Bradford and Clark must be howling with glee and derision. They’ve outlawyered (not to mention out-politicked) opponents of their Bill.
The ‘compromise’ words have no legal effect. They merely “affirm that the Police have a discretion not to prosecute“ – meaning that no new discretion is added, only the existing rules and duties apply.
Worse – to escape prosecution the smack must be “so inconsequential that there is no public interest in proceeding with a prosecution“. Those words can’t have had competent legal consideration from any opposing lawyer.
At the technical level “no public interest” is ludicrous. Of course there will be some public interest in almost every incident. 20% of the population have a passionate interest in forcing the rest to change their child rearing beliefs. That 20% has made it illegal to smack.
There will of course be immense public interest in test cases, and passionate views that it is in the public interest to bring them. The more “inconsequential” the smack, the more deterrent impact a successful prosecution will have.
To disqualify any prosecution it should have said something like “no reasonable public interest” or “no useful purpose would be served that outweighed the public interest in avoiding prosecutions that bring the law in to contempt”.
And then there is the contempt shown for our constitutional traditions. It is fundamental to our law that it is not for the Police to decide what the law is, or ought to be. It is their job to uphold it.
Now the leaders of Parliament are telling the Police to ensure that the courts do not get to consider where the law’s boundaries lie. Here is Parliament cold-bloodedly passing law it does not want enforced.
Any wonder why our criminals think the law is a joke, and we have among the highest levels of violent crime in the Western world.
For years I was the only MP prepared to debate this issue publicly with Ms Bradford. I went to public meetings all over the land with her. She is good company.

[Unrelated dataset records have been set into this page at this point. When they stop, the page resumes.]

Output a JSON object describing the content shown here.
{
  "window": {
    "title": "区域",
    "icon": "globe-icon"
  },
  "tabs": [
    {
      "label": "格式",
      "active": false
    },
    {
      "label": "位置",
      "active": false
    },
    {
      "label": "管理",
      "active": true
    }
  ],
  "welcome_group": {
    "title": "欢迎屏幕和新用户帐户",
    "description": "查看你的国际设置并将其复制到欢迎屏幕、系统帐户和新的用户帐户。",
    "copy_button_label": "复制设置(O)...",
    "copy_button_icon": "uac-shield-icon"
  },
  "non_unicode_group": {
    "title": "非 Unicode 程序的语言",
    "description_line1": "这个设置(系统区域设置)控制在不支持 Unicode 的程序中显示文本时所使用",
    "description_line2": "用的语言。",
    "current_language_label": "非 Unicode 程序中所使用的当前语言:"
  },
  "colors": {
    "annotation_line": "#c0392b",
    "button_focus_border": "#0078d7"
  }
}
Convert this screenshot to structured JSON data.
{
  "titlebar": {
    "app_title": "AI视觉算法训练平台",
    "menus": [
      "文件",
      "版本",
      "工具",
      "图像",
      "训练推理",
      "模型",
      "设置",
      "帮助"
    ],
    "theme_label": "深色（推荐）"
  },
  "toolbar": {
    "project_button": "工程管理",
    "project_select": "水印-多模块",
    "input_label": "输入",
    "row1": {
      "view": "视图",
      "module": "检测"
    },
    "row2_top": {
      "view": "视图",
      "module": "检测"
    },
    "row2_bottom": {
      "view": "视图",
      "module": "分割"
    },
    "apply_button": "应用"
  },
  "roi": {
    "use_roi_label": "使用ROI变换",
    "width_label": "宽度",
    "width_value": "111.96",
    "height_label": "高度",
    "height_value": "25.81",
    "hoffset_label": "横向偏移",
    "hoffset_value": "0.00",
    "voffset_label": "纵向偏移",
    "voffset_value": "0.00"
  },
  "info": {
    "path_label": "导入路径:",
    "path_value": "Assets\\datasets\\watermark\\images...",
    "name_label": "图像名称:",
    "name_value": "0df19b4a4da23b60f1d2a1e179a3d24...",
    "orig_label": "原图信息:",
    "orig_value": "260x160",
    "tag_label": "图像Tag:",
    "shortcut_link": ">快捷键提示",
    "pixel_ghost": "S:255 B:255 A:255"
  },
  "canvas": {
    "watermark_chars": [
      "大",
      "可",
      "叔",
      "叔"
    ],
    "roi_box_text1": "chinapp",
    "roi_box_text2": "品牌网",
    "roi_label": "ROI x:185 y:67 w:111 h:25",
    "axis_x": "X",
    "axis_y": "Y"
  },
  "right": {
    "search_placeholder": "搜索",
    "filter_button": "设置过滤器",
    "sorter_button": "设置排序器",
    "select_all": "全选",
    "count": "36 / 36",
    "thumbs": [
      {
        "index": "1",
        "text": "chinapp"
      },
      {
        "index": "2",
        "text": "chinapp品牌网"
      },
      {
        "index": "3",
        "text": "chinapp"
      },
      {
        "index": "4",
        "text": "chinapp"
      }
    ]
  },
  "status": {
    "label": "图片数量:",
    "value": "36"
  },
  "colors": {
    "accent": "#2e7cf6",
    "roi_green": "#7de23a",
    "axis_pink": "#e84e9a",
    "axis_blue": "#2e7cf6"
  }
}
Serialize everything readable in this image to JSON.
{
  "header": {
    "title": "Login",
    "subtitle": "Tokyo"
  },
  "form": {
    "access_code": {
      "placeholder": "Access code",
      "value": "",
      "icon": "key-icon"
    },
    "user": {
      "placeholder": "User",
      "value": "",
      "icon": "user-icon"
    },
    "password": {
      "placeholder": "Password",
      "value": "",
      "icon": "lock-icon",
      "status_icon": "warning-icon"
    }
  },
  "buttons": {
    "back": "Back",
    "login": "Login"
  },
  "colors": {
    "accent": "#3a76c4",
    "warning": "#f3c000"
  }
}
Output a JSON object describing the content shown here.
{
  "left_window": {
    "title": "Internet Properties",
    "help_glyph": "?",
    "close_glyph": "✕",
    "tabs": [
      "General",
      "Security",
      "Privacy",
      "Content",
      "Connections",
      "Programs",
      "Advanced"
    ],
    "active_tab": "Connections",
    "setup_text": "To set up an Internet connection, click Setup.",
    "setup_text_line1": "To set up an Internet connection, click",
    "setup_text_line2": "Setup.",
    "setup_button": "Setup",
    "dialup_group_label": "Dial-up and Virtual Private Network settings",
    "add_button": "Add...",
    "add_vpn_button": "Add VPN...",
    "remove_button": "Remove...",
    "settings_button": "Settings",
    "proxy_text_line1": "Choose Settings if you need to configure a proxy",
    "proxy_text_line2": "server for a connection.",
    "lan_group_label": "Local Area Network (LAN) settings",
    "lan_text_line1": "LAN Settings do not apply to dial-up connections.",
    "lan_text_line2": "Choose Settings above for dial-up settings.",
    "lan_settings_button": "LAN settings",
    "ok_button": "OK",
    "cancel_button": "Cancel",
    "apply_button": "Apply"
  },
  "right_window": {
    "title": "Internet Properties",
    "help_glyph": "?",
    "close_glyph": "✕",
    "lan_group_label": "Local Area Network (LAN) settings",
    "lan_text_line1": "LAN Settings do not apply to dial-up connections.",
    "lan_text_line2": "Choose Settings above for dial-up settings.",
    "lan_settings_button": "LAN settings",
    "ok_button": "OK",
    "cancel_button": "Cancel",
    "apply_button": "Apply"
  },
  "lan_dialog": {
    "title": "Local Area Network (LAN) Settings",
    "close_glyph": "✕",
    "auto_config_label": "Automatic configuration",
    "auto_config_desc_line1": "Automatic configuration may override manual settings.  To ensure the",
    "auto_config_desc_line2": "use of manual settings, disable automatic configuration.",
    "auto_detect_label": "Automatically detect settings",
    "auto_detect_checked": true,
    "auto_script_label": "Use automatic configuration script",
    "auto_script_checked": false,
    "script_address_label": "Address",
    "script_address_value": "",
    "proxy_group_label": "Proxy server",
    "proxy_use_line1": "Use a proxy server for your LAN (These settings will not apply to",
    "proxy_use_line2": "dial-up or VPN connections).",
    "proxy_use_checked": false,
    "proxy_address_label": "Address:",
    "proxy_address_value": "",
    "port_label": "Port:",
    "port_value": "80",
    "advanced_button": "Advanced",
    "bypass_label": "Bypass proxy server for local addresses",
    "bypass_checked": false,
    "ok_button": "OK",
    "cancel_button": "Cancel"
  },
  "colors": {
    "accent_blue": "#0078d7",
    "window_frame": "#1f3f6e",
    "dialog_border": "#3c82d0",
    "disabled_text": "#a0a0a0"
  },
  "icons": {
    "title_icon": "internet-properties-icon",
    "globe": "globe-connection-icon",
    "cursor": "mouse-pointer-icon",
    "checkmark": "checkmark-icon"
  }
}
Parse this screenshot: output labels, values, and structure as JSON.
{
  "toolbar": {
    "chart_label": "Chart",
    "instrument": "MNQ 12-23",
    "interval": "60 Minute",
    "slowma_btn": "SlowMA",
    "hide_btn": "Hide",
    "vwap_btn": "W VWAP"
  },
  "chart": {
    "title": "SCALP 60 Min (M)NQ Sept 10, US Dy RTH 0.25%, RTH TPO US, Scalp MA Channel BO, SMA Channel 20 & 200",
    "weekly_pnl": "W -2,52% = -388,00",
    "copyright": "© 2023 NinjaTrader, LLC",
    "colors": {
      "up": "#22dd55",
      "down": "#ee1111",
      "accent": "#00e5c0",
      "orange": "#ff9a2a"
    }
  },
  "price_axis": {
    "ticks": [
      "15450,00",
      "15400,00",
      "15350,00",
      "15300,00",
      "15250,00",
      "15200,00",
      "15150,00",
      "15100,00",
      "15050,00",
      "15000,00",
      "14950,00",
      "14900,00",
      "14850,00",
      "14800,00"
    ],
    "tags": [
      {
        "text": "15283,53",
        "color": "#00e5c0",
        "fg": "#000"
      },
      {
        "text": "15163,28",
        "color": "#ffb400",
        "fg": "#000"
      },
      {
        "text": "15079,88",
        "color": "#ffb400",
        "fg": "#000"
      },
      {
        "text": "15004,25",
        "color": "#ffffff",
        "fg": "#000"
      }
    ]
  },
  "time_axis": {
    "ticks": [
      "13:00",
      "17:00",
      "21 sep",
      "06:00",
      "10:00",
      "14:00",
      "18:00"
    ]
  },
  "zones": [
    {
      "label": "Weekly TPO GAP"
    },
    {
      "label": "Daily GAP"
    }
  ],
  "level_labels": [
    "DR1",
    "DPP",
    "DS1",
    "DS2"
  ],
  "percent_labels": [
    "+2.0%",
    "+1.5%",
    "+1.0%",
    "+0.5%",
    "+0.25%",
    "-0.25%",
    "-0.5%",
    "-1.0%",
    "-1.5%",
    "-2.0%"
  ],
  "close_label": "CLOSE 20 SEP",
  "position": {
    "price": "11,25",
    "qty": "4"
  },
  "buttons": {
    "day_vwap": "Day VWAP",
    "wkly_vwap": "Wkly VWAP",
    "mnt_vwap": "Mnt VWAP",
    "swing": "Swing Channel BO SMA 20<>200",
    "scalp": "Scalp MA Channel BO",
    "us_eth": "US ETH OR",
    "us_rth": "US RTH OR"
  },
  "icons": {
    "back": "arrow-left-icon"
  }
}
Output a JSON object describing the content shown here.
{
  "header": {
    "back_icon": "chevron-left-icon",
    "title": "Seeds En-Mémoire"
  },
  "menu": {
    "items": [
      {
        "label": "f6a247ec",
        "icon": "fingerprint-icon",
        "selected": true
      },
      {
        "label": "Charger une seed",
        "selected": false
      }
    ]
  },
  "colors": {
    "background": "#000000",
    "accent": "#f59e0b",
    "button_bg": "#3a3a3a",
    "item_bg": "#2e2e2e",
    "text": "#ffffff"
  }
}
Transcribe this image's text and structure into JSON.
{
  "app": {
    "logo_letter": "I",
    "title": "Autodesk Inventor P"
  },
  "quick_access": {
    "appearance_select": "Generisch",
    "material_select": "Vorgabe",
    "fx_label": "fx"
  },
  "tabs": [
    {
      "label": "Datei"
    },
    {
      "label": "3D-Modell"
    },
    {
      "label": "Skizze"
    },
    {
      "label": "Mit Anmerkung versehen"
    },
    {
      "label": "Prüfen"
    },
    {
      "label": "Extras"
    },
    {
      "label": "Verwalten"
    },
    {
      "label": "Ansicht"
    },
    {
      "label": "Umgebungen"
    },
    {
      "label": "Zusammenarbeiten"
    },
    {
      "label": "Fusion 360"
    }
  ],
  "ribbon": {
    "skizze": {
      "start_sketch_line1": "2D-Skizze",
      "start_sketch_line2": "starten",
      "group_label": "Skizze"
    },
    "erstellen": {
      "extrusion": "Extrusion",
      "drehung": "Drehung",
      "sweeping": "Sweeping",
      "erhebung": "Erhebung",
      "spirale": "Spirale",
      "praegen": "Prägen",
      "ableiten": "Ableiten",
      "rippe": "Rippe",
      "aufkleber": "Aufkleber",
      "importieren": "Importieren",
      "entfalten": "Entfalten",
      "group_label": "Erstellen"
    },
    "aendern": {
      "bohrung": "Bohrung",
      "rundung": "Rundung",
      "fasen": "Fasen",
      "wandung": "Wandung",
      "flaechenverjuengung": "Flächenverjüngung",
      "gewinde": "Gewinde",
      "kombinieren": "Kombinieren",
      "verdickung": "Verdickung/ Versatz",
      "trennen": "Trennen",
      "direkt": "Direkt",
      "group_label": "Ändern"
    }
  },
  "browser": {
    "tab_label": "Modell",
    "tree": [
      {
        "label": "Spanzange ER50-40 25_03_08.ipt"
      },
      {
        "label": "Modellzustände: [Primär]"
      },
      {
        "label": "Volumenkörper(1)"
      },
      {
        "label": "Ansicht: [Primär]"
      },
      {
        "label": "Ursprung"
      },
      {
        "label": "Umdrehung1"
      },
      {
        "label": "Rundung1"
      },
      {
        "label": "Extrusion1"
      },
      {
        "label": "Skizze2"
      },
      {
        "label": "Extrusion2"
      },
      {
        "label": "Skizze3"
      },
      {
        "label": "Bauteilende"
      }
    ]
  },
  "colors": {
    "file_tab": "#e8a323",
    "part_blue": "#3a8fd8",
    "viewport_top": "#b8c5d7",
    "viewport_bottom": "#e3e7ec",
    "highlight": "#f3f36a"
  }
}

But she has the ruthless Marxist view that the ends justify the means. She lied happily about the legal effect of the Bill, on the basis that it was in a good cause. Now she’s drawn the rest of Parliament into legal deceit.